The Prime Minister asserts that “no deal is better than a bad deal”, but it is increasingly clear that no deal is the worst possible deal. It would do considerable damage to our economy. And yet, we have learnt that Cabinet members have been told to plan for the no deal scenario. In recent weeks, Davis has admitted to the Brexit Select Committee that the government has conducted no analysis of what this would mean for the British economy. Labour will fight strongly against such a reckless step which would hit jobs, living standards and growth.

As Starmer said in his speech to Chatham House, the government must agree a strong and collaborative relationship with the EU. If it does not, it will not be acting in the best interests of the UK and it will not have Labour’s support.

I believe that Labour must champion the right free trade deal with EU over the next two years. We must demand that the government accepts meaningful transitional arrangements that will be necessary to successfully complete such negotiations. A successful EU-UK deal could then become a template for future agreements. After all, our country’s future economic prosperity rests on striking free trade deals not just with the EU but with other G20 economies and developing countries around the world. So Labour must become a champion for striking progressive free trade agreements.

Yet this poses a challenge to the Labour party. Within our movement, there is currently a heated debate about what our approach to trade should be. This was exposed by the recent votes in the UK Parliament and European Parliament on the Comprehensive Economic and Trade Agreement (Ceta) between the EU and Canada when Labour MPs and MEPs were divided. I fear Labour risks sliding into a dangerous position: one of perpetual opposition to trade deals that puts us the wrong side of the public interest and history. Globalisation cannot be stopped but it can be regulated. So the real challenge is how to make it work for people so that they can benefit from an increasingly globalised world.

No trade deal is ever perfect. Each is inevitably the result of negotiation and compromise. However, if we followed the advice of some on the left and refused to ratify any trade deals, no matter how progressive, the UK would be isolated, poorer and left behind. Of course we need assurances that public services will be safeguarded, that workers’ rights are protected and environmental and consumer protections are in place in any deal, but we also need to open up markets. Trade deals are not the threat to public services that some claim, but a failing economy facing trade barriers that puts a squeeze on the public finances is a clear and present danger.

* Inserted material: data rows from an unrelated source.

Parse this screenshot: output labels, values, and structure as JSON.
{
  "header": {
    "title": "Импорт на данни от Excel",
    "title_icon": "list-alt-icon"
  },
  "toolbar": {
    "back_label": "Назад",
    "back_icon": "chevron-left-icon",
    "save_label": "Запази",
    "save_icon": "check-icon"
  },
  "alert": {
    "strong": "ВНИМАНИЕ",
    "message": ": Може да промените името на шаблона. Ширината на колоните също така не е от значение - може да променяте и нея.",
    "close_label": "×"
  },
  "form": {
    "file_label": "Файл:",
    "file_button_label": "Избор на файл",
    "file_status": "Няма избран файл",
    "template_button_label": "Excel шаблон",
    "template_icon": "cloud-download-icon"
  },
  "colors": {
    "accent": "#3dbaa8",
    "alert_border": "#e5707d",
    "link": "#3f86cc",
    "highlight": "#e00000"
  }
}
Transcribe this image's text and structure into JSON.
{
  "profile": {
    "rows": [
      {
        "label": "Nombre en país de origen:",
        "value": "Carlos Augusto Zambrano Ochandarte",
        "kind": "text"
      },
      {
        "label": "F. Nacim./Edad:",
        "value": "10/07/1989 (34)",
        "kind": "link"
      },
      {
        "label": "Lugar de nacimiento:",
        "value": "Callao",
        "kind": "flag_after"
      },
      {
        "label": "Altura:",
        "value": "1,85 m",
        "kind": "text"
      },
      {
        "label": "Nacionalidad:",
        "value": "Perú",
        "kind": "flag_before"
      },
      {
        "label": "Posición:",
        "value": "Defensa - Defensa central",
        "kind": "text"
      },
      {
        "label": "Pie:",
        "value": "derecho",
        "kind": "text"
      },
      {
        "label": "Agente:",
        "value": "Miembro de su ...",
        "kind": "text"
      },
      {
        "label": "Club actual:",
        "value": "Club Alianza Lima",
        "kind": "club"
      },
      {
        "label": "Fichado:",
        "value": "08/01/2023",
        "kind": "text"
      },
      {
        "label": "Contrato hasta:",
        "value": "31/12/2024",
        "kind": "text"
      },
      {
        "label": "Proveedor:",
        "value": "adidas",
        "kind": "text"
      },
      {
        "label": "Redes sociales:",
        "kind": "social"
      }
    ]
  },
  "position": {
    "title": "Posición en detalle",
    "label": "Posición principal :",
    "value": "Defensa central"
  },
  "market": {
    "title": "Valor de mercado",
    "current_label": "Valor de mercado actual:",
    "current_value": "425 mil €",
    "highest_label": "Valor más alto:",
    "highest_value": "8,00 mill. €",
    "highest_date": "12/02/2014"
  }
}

Labour’s values place us in a strong position to lead the way in rejecting the Tory right-wing approach of unfettered globalisation, a race to the bottom and unchecked markets. We must show that we are the party of work and workers, looking to both create jobs and protect the rights of workers in our future trading relationships. Our internationalism can be expressed by establishing progressive global rules and opening up markets, using trade to bind nations together in a way that prevents conflict and opens minds.

As these historic negotiations begin, Labour must hold the government’s feet to the fire and champion regulated and progressive free trade deals with the EU and other countries. Turning our backs on properly regulated free trade will not further social justice or economic prosperity on our shores, it will only serve to do harm to both. Labour has to reject the defeatism of protectionism and instead embrace progressive free trade agreements if we are to truly succeed in building a fairer and more prosperous economy for the people we represent.

 

Emma Reynolds is MP for Wolverhampton North East and former shadow Europe minister. She sits on the committee for exiting the European Union.